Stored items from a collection
────────

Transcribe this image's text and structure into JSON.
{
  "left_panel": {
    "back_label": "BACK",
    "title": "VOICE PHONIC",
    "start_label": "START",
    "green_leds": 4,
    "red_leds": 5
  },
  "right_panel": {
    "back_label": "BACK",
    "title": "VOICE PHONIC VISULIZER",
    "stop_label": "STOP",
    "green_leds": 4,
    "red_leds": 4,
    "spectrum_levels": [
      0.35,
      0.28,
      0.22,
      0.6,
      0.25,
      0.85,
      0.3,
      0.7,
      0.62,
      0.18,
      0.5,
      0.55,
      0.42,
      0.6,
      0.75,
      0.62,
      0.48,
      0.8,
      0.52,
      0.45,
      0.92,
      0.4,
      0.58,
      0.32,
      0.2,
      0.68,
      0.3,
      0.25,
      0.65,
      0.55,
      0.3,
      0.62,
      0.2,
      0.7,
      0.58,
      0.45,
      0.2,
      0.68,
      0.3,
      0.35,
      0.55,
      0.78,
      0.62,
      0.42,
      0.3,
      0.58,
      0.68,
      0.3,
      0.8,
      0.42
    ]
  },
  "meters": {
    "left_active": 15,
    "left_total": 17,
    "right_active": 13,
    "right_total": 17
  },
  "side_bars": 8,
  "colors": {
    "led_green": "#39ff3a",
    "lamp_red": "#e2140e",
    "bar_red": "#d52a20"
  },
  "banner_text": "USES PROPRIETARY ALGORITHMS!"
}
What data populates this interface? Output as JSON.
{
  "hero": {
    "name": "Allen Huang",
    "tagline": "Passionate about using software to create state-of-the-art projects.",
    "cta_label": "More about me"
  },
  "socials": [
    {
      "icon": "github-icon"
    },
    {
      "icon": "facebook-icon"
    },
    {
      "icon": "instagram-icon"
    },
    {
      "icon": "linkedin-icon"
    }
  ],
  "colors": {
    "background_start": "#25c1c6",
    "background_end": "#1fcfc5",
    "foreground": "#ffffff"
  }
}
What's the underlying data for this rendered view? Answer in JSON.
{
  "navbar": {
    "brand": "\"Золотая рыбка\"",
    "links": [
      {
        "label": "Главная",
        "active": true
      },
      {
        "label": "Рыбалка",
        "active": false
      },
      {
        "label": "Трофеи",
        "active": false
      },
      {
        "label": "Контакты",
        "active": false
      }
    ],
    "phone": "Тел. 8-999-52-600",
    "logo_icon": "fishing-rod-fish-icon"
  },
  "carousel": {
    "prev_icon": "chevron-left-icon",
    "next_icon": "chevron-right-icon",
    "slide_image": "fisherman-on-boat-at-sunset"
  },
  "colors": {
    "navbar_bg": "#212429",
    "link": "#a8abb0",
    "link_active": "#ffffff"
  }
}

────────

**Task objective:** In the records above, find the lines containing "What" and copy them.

**Result below:**
What data populates this interface? Output as JSON.
What's the underlying data for this rendered view? Answer in JSON.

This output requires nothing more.